Support Skift’s Independent JournalismMake a Contribution Now
Operators of unlicensed short-term rentals in Vancouver will face a C$1,000-a-day ($795) fine starting in September as part of an agreement with Airbnb Inc. to tighten regulations on home sharing in Canada’s most expensive property market.
The city’s deal with Airbnb will require hosts to display a business license number on ads showing the unit is legally approved for short-term rentals. The San Francisco-based operator accounts for roughly 88 percent of Vancouver’s 6,600 short-term rental listings, according to city officials.
The steps are intended to crack down on an unregulated market that has been blamed for stoking a housing crisis in the Pacific Coast city, where the supply of homes for long-term tenants is near zero even as vacation rentals thrive. The move is the result of a two-year effort by the city, during which it reviewed policies in 14 other North American cities, as well as Berlin, to arrive at rules it believes are enforceable.

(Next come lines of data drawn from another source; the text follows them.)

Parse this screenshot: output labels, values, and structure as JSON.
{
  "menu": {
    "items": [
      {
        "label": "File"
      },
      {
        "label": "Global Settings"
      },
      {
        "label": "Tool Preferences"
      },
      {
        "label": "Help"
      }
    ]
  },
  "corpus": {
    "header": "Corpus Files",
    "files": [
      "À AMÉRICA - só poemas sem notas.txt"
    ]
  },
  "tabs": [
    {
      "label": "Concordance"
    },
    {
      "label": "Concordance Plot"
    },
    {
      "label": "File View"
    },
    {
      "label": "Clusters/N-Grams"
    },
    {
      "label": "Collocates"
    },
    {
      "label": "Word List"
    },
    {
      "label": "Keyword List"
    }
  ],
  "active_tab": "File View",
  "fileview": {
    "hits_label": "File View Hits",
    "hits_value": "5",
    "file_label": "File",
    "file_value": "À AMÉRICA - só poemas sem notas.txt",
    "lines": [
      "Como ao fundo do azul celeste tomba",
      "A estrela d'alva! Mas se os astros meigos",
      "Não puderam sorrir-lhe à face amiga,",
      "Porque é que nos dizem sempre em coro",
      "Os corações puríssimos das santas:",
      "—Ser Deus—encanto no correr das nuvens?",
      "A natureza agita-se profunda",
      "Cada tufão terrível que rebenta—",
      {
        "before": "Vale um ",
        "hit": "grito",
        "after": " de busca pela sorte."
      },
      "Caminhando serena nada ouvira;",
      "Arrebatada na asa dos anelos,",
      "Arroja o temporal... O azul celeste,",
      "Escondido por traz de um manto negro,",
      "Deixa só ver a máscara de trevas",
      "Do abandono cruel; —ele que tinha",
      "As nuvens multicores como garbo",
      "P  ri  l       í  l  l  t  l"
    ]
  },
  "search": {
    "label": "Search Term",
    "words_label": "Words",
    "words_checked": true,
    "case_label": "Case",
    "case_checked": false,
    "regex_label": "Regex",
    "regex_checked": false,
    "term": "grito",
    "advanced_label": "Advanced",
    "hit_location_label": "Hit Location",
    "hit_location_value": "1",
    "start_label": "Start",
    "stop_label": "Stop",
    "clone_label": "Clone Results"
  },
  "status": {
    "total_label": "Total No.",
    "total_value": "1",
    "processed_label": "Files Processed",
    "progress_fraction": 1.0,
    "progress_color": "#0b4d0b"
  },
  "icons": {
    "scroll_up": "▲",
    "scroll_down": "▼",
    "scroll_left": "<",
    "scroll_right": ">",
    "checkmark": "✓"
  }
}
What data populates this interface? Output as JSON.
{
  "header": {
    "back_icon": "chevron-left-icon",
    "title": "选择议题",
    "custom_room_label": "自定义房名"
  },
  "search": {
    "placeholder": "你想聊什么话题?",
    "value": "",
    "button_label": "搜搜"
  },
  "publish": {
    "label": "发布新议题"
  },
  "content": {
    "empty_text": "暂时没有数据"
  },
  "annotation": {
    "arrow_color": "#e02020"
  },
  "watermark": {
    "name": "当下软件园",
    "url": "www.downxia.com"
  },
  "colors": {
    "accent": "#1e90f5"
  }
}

Calling the pact “the first of its kind” at a press conference on Wednesday, Mayor Gregor Robertson said, “we’re making sure that our housing functions first and foremost as homes for people who live and work in Vancouver.”
Beginning April 19, Airbnb will include a field on its site for all hosts to list their business license number, obtainable from a new online portal to be launched by the city on the same day. New hosts won’t be able to list a unit without a license number, while existing hosts will have until Aug. 31 to get one.
Vancouver plans to aggressively pursue violators. Under the agreement, Airbnb will provide the city with all Vancouver listings and their associated addresses on a quarterly basis to be cross-referenced with licensing records to identify illegal operators, according to a statement. Airbnb will also collect provincial and municipal taxes from its hosts. The city is also appointing a new enforcement officer to analyze data to help identify violations and send inspectors for audits.
Earlier, the city relied on complaints from the public to spot violators and was hamstrung from taking action because it’s nearly impossible to distinguish a short-term rental from a long-term lease from a visual inspection. The new approach lowers the burden of proof — all that’s needed is a listing without a license number to prompt a fine.
Those seeking to skirt the rules by moving to other home-sharing websites may be stymied. The city expects to reach a similar agreement with Expedia Group Inc., which together with Airbnb would comprise 95 percent of short-term listings in the city, said Kaye Krishna, the city’s general manager of development and licensing. Expedia has already begun encouraging hosts using its HomeAway and VRBO sites to apply for business licenses, she said. Meanwhile, the city is also in talks with TripAdvisor Inc.
Vancouver will still only allow short-term rentals of principal residences — either part or all of the homes occupied for at least 180 days of the year. Officials believe such units account for about 80 percent of the 6,600 listings and will be eligible to obtain business licenses for a one-time registration fee of C$56 ($44) and an annual fee of C$49 ($38).
It’s still illegal to rent investment properties, laneway homes, or other secondary units for less than 30-day stays because the city seeks to direct such properties into the long-term rental market.
Those caught renting ineligible properties — including hosts running multiple listings on Airbnb — will begin facing the $1,000-a-day fine immediately, officials say.